## Element data from apps and pages
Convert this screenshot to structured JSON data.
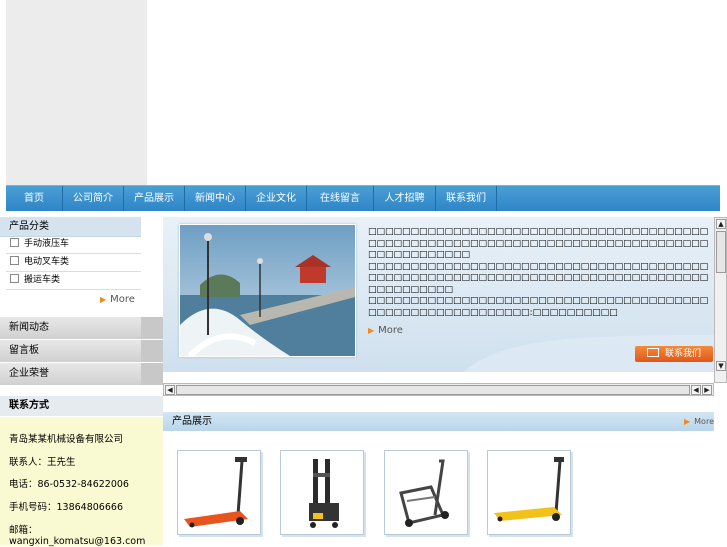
{
  "nav": {
    "items": [
      "首页",
      "公司简介",
      "产品展示",
      "新闻中心",
      "企业文化",
      "在线留言",
      "人才招聘",
      "联系我们"
    ]
  },
  "sidebar": {
    "categories_title": "产品分类",
    "categories": [
      "手动液压车",
      "电动叉车类",
      "搬运车类"
    ],
    "more_label": "More",
    "tabs": [
      "新闻动态",
      "留言板",
      "企业荣誉"
    ]
  },
  "contact": {
    "title": "联系方式",
    "company": "青岛某某机械设备有限公司",
    "person": "联系人：王先生",
    "phone": "电话：86-0532-84622006",
    "mobile": "手机号码：13864806666",
    "email": "邮箱：wangxin_komatsu@163.com"
  },
  "intro": {
    "paragraph1": "□□□□□□□□□□□□□□□□□□□□□□□□□□□□□□□□□□□□□□□□□□□□□□□□□□□□□□□□□□□□□□□□□□□□□□□□□□□□□□□□□□□□□□□□□□□□",
    "paragraph2": "□□□□□□□□□□□□□□□□□□□□□□□□□□□□□□□□□□□□□□□□□□□□□□□□□□□□□□□□□□□□□□□□□□□□□□□□□□□□□□□□□□□□□□□□□□",
    "paragraph3": "□□□□□□□□□□□□□□□□□□□□□□□□□□□□□□□□□□□□□□□□□□□□□□□□□□□□□□□□□□□:□□□□□□□□□□",
    "more_label": "More",
    "contact_button": "联系我们"
  },
  "products": {
    "title": "产品展示",
    "more_label": "More",
    "items": [
      {
        "name": "orange-pallet-truck",
        "color": "#e8531e"
      },
      {
        "name": "black-electric-stacker",
        "color": "#2b2b2b"
      },
      {
        "name": "silver-hand-trolley",
        "color": "#444444"
      },
      {
        "name": "yellow-pallet-truck",
        "color": "#f2c21a"
      }
    ]
  },
  "colors": {
    "nav": "#3a92cf",
    "accent": "#f08a1c",
    "contact_bg": "#fafad2"
  }
}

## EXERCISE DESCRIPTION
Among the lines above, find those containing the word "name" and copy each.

## YOUR RESPONSE
        "name": "orange-pallet-truck",
        "name": "black-electric-stacker",
        "name": "silver-hand-trolley",
        "name": "yellow-pallet-truck",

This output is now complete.